Five Films to Watch if You're Moving to Jordan
Indiana Jones and Transformers are just two of several Hollywood movies filmed in Jordan. But the Middle Eastern nation has produced many notable films that can help you learn about Jordanian history and culture before moving there.
Released in 2017, “17” follows a Jordanian under-17 women’s soccer team preparing to compete in the FIFA U17 Women’s World Cup, which Jordan hosted in 2016. The documentary explores the challenges each of the girls faced, especially in pursuing a sport they’ve been told was only for men.
“Theeb” tells the story of a young Bedouin boy during the Great Arab Revolt against the Ottoman Empire in World War I. As we witness the dangerous journey that Theeb takes as a British officer’s guide, the film delves into several themes—imperialism, tradition, and betrayal. “Theeb” was nominated for Best Foreign Language Film at the 2014 Academy Awards.
“May in the Summer,” which came out in 2013, explores the religious tensions in Amman through the life of a Jordanian American woman named May who travels to Jordan with her sisters to celebrate her upcoming wedding. She struggles with her Christian mother’s disapproval of the marriage because her husband-to-be is a Muslim and her relationships with other family members.
The 2012 film “When Monaliza Smiled” is a romantic comedy set in Amman. Monaliza, a Jordanian woman, sees no reason to smile. In her late 30s, she gets a job in a government office where she meets and falls in love with an Egyptian immigrant named Hamdi. He is the only person who can make her smile by helping her discover the joys of life. The imminent expiration of Hamdi’s work permit, however, threatens their relationship. Through the love story, the film looks at discrimination and social barriers in modern-day Amman.
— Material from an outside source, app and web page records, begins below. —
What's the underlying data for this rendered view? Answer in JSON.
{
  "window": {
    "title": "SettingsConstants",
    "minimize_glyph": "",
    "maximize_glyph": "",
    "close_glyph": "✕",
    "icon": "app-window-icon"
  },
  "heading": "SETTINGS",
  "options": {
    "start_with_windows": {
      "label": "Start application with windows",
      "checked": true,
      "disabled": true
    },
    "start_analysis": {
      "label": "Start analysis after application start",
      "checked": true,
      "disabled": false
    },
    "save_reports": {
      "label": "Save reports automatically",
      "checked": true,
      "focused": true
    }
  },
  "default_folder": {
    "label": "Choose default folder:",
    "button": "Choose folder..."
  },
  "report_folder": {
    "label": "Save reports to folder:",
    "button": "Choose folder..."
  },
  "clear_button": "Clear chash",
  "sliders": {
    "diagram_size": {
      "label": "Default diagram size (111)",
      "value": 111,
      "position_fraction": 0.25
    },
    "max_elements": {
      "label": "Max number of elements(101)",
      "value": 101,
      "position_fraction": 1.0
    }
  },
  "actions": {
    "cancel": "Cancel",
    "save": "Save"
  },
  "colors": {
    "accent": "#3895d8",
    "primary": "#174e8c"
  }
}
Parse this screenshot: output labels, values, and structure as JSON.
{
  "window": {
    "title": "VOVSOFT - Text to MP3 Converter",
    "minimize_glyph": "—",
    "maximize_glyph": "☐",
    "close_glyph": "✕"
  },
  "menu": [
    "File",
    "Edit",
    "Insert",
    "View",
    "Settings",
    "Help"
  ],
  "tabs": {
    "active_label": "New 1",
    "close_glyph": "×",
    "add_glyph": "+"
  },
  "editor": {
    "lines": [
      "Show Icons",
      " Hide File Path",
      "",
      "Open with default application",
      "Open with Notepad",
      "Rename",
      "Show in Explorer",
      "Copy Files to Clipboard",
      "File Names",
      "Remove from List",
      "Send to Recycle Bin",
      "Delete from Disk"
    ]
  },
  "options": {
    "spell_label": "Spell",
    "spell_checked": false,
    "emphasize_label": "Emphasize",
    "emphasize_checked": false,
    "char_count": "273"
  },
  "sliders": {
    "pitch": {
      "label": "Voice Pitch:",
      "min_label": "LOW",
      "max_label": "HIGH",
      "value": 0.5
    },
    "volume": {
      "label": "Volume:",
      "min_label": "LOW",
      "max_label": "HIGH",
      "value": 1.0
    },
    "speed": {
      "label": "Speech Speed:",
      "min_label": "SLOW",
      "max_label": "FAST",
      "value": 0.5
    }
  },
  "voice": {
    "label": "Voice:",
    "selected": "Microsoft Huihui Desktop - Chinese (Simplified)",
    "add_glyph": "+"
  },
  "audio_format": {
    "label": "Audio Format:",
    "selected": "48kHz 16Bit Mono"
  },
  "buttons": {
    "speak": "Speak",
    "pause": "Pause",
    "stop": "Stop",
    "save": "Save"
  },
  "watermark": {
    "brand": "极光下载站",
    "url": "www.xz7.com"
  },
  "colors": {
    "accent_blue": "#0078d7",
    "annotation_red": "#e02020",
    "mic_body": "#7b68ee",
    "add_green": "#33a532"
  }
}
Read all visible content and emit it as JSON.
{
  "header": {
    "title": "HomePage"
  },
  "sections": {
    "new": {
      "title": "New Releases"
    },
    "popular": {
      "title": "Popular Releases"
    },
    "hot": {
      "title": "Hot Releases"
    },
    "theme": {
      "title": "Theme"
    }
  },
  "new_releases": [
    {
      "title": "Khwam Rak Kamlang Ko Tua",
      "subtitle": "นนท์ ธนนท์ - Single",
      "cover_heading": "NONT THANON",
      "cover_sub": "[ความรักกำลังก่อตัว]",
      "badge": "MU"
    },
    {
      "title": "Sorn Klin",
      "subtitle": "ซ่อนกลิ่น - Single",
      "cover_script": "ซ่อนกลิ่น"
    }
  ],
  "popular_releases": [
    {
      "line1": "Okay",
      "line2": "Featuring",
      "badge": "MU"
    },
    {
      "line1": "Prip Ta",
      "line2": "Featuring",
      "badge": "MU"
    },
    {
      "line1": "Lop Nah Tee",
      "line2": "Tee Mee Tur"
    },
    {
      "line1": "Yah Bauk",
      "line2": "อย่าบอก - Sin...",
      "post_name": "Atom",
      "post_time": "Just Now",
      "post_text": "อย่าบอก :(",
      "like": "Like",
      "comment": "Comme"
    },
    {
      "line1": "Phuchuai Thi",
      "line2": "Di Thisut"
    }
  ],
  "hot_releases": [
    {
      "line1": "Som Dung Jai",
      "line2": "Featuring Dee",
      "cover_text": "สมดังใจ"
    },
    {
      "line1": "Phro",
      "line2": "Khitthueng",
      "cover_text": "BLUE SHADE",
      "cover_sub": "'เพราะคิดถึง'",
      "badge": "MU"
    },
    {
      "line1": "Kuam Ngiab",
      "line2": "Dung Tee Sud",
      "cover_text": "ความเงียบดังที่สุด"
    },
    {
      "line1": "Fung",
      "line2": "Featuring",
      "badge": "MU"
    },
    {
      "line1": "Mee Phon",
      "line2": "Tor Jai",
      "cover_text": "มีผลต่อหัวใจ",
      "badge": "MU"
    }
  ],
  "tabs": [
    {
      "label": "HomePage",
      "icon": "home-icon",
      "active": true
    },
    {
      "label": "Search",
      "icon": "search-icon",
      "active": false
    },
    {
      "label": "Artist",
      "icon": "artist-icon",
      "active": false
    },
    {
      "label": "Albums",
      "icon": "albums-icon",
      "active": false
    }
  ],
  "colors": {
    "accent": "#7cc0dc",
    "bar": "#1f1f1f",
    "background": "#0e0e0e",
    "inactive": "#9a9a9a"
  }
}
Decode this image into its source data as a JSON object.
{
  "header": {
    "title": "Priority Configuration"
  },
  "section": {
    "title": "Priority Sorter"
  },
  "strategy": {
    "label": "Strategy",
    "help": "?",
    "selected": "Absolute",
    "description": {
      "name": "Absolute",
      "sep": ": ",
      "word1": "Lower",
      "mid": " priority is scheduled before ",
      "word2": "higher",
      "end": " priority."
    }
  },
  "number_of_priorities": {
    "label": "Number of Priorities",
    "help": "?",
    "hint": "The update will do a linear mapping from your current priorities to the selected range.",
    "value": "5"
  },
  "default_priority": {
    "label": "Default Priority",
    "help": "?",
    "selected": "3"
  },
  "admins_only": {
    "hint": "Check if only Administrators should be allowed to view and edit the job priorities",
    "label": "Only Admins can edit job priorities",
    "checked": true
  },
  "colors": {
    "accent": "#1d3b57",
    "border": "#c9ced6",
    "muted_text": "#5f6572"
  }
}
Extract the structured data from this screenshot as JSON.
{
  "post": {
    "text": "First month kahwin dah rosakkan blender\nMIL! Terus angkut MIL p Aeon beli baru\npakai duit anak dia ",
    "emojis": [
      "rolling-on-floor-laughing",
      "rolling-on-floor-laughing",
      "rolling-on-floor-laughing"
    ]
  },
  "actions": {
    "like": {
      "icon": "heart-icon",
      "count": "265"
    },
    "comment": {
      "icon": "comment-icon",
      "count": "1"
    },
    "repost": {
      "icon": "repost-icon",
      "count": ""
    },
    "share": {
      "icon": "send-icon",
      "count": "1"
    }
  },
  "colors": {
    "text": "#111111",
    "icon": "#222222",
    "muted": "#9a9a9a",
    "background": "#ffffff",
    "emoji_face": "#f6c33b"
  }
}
Released in 2007, “Captain Abu Raed” is the first Jordanian film to be submitted to the Oscars. The movie follows an airport janitor who finds a Royal Jordanian captain’s hat in the trash. A group of neighborhood children mistake him for a pilot and ask him to share stories about his travels. He starts telling them about his fictional travels and, as a result, develops a strong bond with the kids.